The Stibiconite Group of minerals includes some very rare species as members. Its namesake, stibiconite, is the most common mineral of the group and is far from being considered common. Although the common structure of this group is isometric, a symmetry system that has produced minerals that are prolific in large well formed crystals, this particular group of isometric minerals do not. Typical crystal habits include masses, crusts and pseudomorphs. There is some doubt as to the placement of these minerals in the isometric system.
Members of the group have the general formula M1 - 2X2O6(O, OH, F). The M can be any of several large metal ions with a positive 2 or 3 charge. The M ions can be lead, calcium, potassium, silver, bismuth, sodium, manganese, iron, copper and/or antimony. The X represents smaller ions such as iron (+3), antimony (+5) and/or titanium (+4). When the formula has two M's instead of one, then the M has a positive two (+2) charge. The combined positive four charge instead of a single positive three charge needs to be balanced. It is balanced by the hydroxides or fluorines being replaced by an oxygen giving an extra negative charge. A similar balancing act must take place with the differently charged ions in the X position.

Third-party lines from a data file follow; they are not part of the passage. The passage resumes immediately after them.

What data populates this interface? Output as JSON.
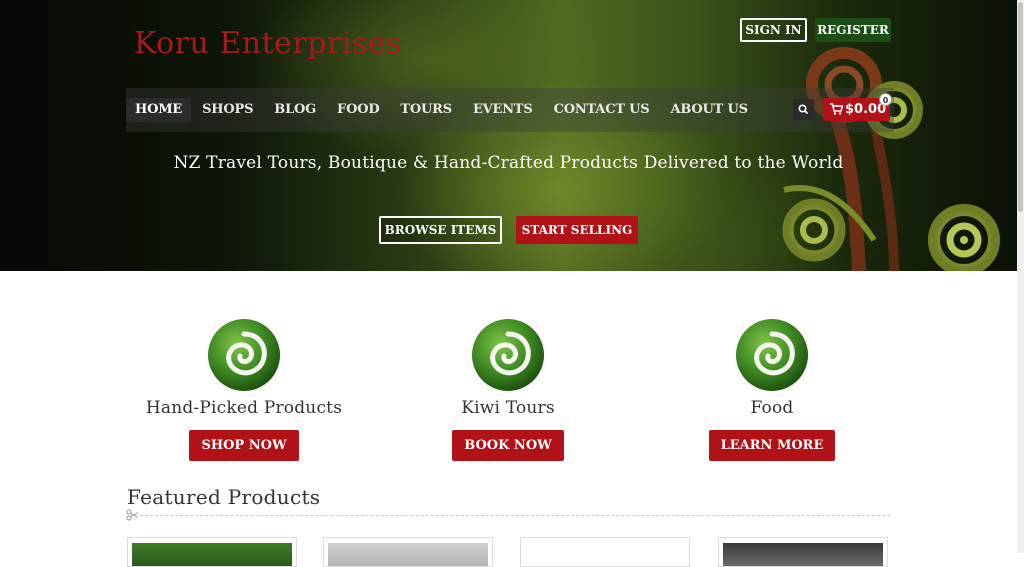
{
  "brand": {
    "name": "Koru Enterprises"
  },
  "auth": {
    "sign_in_label": "SIGN IN",
    "register_label": "REGISTER"
  },
  "nav": {
    "items": [
      {
        "label": "HOME"
      },
      {
        "label": "SHOPS"
      },
      {
        "label": "BLOG"
      },
      {
        "label": "FOOD"
      },
      {
        "label": "TOURS"
      },
      {
        "label": "EVENTS"
      },
      {
        "label": "CONTACT US"
      },
      {
        "label": "ABOUT US"
      }
    ],
    "active_index": 0
  },
  "cart": {
    "total": "$0.00",
    "count": "0",
    "icon": "shopping-cart-icon"
  },
  "search": {
    "icon": "search-icon"
  },
  "hero": {
    "tagline": "NZ Travel Tours, Boutique & Hand-Crafted Products Delivered to the World",
    "browse_label": "BROWSE ITEMS",
    "start_selling_label": "START SELLING"
  },
  "features": [
    {
      "title": "Hand-Picked Products",
      "button": "SHOP NOW",
      "icon": "koru-icon"
    },
    {
      "title": "Kiwi Tours",
      "button": "BOOK NOW",
      "icon": "koru-icon"
    },
    {
      "title": "Food",
      "button": "LEARN MORE",
      "icon": "koru-icon"
    }
  ],
  "featured": {
    "heading": "Featured Products"
  },
  "colors": {
    "brand_red": "#b11218",
    "logo_red": "#a31b1b",
    "register_green": "#1d4d16",
    "koru_green": "#3e8a22"
  }
}
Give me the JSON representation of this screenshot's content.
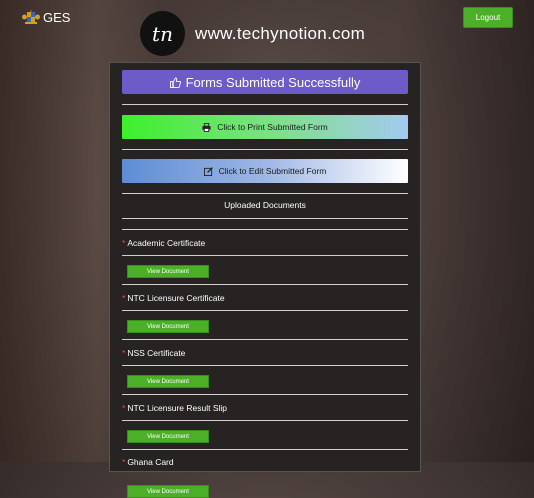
{
  "header": {
    "logo_text": "GES",
    "logout_label": "Logout"
  },
  "watermark": {
    "badge": "tn",
    "site": "www.techynotion.com"
  },
  "panel": {
    "success_label": "Forms Submitted Successfully",
    "print_label": "Click to Print Submitted Form",
    "edit_label": "Click to Edit Submitted Form",
    "uploaded_title": "Uploaded Documents",
    "documents": [
      {
        "label": "Academic Certificate",
        "button": "View Document"
      },
      {
        "label": "NTC Licensure Certificate",
        "button": "View Document"
      },
      {
        "label": "NSS Certificate",
        "button": "View Document"
      },
      {
        "label": "NTC Licensure Result Slip",
        "button": "View Document"
      },
      {
        "label": "Ghana Card",
        "button": "View Document"
      }
    ]
  },
  "colors": {
    "accent_green": "#4caf28",
    "success_purple": "#6d5bc8",
    "required_star": "#ff4444"
  }
}
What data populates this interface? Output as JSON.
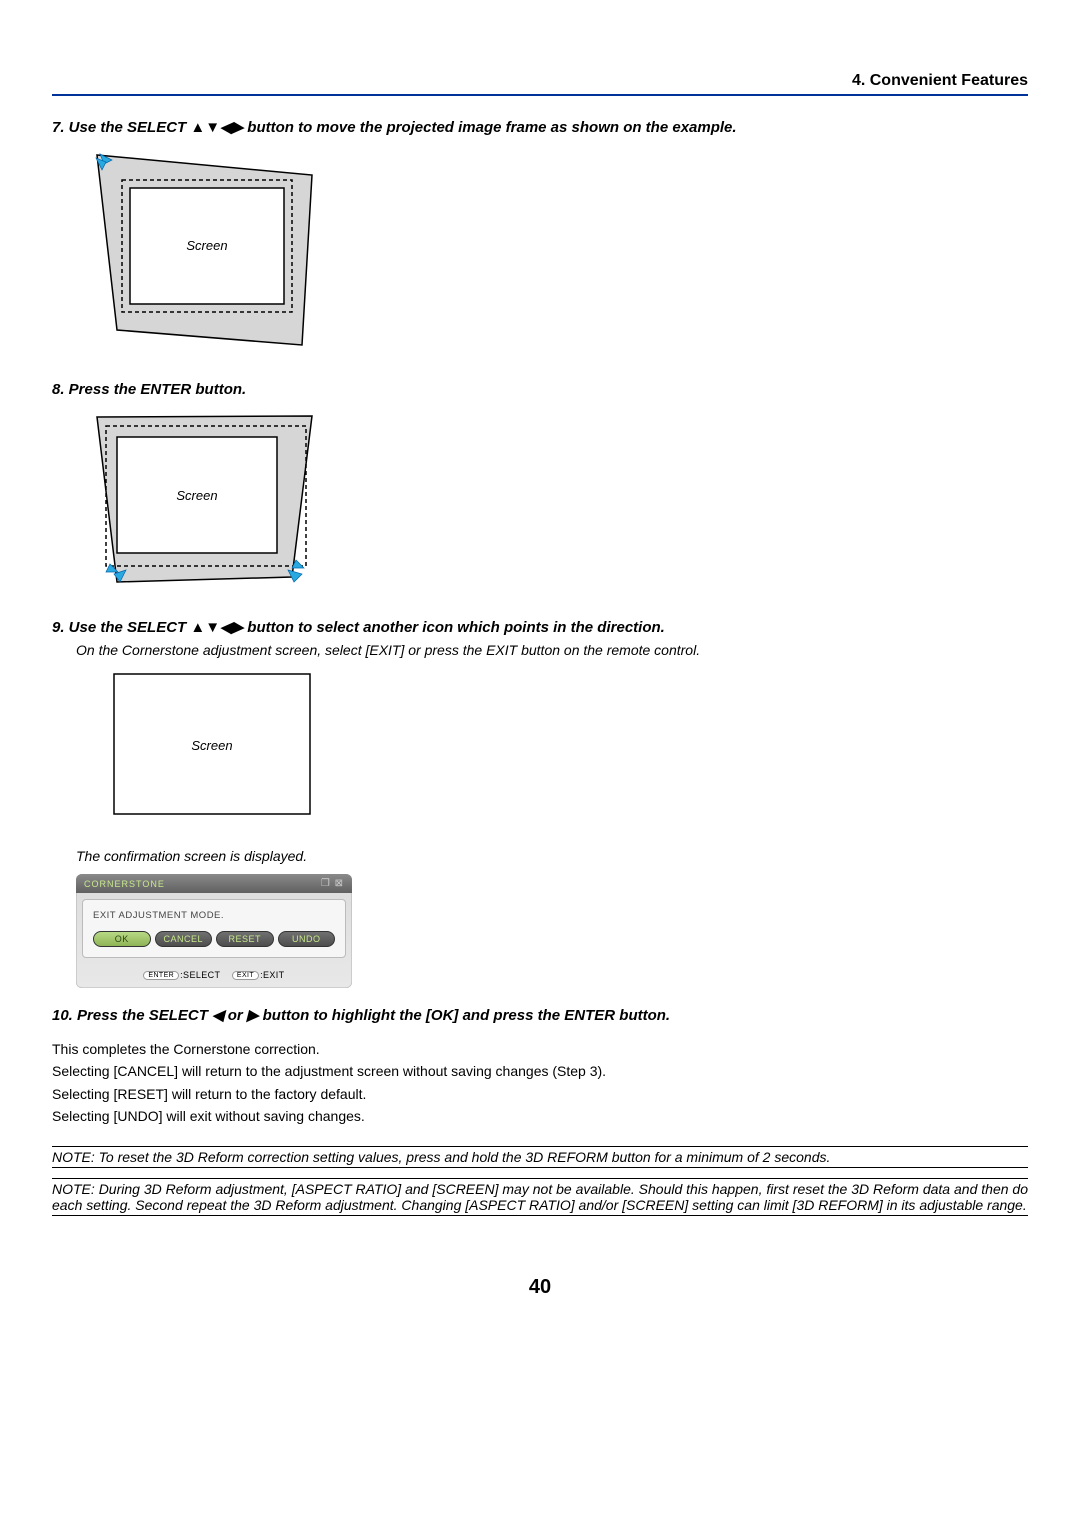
{
  "header": {
    "title": "4. Convenient Features"
  },
  "steps": {
    "s7": "7.  Use the SELECT ▲▼◀▶ button to move the projected image frame as shown on the example.",
    "s8": "8.  Press the ENTER button.",
    "s9": "9.  Use the SELECT ▲▼◀▶ button to select another icon which points in the direction.",
    "s9sub": "On the Cornerstone adjustment screen, select [EXIT] or press the EXIT button on the remote control.",
    "s9after": "The confirmation screen is displayed.",
    "s10": "10. Press the SELECT ◀ or ▶ button to highlight the [OK] and press the ENTER button."
  },
  "fig": {
    "screen_label": "Screen"
  },
  "dialog": {
    "title": "CORNERSTONE",
    "message": "EXIT ADJUSTMENT MODE.",
    "buttons": {
      "ok": "OK",
      "cancel": "CANCEL",
      "reset": "RESET",
      "undo": "UNDO"
    },
    "footer": {
      "enter_key": "ENTER",
      "enter_lbl": ":SELECT",
      "exit_key": "EXIT",
      "exit_lbl": ":EXIT"
    }
  },
  "body": {
    "l1": "This completes the Cornerstone correction.",
    "l2": "Selecting [CANCEL] will return to the adjustment screen without saving changes (Step 3).",
    "l3": "Selecting [RESET] will return to the factory default.",
    "l4": "Selecting [UNDO] will exit without saving changes."
  },
  "notes": {
    "n1": "NOTE: To reset the 3D Reform correction setting values, press and hold the 3D REFORM button for a minimum of 2 seconds.",
    "n2": "NOTE: During 3D Reform adjustment, [ASPECT RATIO] and [SCREEN] may not be available. Should this happen, first reset the 3D Reform data and then do each setting. Second repeat the 3D Reform adjustment. Changing [ASPECT RATIO] and/or [SCREEN] setting can limit [3D REFORM] in its adjustable range."
  },
  "page": {
    "number": "40"
  }
}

Although crystals are rare, the pseudomorphs produced by these minerals are sometimes astounding. A pseudomorph is an atom by atom replacement of one mineral's chemistry to form another completely different mineral. The process leaves the crystal shape of the replaced mineral intact. Pseudomorph means false (pseudo) shape (morph).